Climbing areas can often be located in natural and serene environments, so it’s important to be mindful of noise pollution. Keep conversations at an appropriate volume and avoid playing loud music. Respect the peace and tranquility of the climbing area and allow others to enjoy the natural surroundings. Being mindful of noise ensures that everyone can fully appreciate the beauty and serenity of the outdoors.
Being prepared for emergencies is crucial when climbing. Carrying a first aid kit, knowing basic first aid, creating a communication plan, and understanding rescue techniques are essential for your safety and the safety of others.
Carrying a First Aid Kit
Always carry a well-stocked first aid kit with you when climbing. The kit should contain supplies to treat common climbing injuries such as cuts, sprains, and bruises. Familiarize yourself with the contents of your first aid kit and learn how to use them effectively. Regularly check the kit to make sure supplies are up to date and replenish any items that have been used.
Knowing Basic First Aid
Having basic first aid knowledge is essential when climbing. Know how to treat common climbing injuries and understand the appropriate responses to more serious situations. Consider taking a first aid course to further enhance your skills and confidence in emergency situations. Knowing first aid can make a significant difference in providing immediate care and potentially saving lives.
Creating a Communication Plan
Before heading out for a climb, create a communication plan with your climbing partners. Agree on a set of signals or calls to indicate potential emergencies or the need for assistance. Establish a plan for contacting emergency services in case of severe injuries or accidents. Having a clear communication plan ensures quick and effective responses to unexpected situations.
Understanding Rescue Techniques
While no one wants to think about accidents or emergencies while climbing, it’s important to be prepared. Familiarize yourself with basic rescue techniques, such as lowering or rappelling injured climbers, creating improvised anchors, or providing assistance to those in need. Understanding rescue techniques will help you respond appropriately in emergency situations and potentially save lives.
Rock climbing is not just a physical activity; it also requires mental strength and focus. Mental preparation can help you overcome challenges, build confidence, and fully enjoy the climbing experience.

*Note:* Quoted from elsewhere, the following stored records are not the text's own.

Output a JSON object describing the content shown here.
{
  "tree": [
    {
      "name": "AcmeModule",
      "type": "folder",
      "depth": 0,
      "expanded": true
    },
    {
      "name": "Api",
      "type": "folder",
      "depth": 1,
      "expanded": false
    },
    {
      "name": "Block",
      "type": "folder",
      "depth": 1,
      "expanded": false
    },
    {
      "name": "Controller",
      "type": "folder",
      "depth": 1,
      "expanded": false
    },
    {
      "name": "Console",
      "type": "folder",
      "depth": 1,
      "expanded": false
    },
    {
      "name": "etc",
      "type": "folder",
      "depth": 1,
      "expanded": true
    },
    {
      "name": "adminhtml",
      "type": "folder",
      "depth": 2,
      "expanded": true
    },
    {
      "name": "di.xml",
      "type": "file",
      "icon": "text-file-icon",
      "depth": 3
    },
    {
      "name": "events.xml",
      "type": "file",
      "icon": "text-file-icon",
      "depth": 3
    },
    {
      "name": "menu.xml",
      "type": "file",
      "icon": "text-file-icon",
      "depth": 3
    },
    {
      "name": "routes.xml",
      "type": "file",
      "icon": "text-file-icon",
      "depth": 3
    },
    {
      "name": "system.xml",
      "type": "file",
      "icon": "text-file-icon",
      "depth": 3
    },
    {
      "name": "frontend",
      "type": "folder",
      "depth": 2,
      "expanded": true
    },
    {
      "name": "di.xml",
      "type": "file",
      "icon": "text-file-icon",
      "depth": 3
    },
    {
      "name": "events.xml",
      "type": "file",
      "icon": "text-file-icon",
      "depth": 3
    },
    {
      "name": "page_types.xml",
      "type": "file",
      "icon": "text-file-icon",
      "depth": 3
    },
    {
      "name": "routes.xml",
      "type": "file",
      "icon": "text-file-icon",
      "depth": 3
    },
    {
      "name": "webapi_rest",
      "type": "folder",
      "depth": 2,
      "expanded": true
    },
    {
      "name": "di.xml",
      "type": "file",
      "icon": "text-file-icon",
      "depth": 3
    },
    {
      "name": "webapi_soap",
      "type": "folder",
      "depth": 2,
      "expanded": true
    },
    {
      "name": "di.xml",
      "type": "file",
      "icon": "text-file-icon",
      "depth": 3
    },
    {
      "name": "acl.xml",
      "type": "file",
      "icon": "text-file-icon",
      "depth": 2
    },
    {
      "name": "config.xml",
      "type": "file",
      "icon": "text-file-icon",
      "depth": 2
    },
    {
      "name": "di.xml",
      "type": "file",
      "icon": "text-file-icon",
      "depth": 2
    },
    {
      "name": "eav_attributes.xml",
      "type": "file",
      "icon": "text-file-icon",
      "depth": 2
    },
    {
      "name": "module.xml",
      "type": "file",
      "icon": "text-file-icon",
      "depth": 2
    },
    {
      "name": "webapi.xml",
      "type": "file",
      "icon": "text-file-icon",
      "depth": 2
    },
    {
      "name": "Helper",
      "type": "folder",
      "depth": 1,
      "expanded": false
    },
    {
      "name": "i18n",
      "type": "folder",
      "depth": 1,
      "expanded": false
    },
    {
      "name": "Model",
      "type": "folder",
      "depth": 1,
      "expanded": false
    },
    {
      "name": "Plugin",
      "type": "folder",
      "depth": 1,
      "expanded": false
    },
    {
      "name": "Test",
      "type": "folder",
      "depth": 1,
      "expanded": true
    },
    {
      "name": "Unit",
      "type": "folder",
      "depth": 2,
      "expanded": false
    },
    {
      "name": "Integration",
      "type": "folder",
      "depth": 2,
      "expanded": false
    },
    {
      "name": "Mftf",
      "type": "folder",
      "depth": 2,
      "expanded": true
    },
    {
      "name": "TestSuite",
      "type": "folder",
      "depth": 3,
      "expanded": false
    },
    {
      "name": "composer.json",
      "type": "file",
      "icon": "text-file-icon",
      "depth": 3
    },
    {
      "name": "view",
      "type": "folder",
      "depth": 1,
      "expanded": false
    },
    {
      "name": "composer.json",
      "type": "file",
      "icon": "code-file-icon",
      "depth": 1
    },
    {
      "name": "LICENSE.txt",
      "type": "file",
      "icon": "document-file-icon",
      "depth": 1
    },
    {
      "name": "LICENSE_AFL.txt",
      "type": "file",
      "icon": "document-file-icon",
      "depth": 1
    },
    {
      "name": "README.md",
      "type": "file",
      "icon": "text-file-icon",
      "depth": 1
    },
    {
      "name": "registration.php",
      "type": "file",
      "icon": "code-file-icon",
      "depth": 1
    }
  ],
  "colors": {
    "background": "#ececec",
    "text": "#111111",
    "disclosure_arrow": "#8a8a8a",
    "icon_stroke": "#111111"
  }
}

Visualization is a powerful tool for mental preparation. Before your climb, take a moment to visualize yourself successfully completing the route. See the holds, feel your movements, and imagine the exhilaration of reaching the top. Visualizing success primes your mind for a positive experience and boosts your confidence in your abilities.
Confidence plays a significant role in climbing. Building your confidence through practice, skill development, and previous successful climbs will enhance your overall climbing experience. Set realistic goals and gradually challenge yourself to push beyond your comfort zone. Celebrate your achievements, no matter how small, and let them fuel your confidence in future climbs.
Managing Fear and Focus
Fear can hinder your climbing performance and enjoyment. Learning how to manage fear and maintain focus is key to overcoming challenges and staying safe. Acknowledge your fears and work on techniques to calm your mind and stay present during climbs. Practice breathing exercises or positive self-talk to redirect your energy and maintain focus on the task at hand. Mastering fear and maintaining focus will improve your climbing abilities and allow you to fully immerse yourself in the experience.
Remember, rock climbing is an exhilarating and challenging sport that offers both physical and mental benefits. By choosing the right climbing area, preparing properly, using the correct equipment, and practicing safety measures, you can ensure a safe and fulfilling climbing experience. Embrace the adventure, challenge yourself, and enjoy the incredible world of rock climbing. Climb on!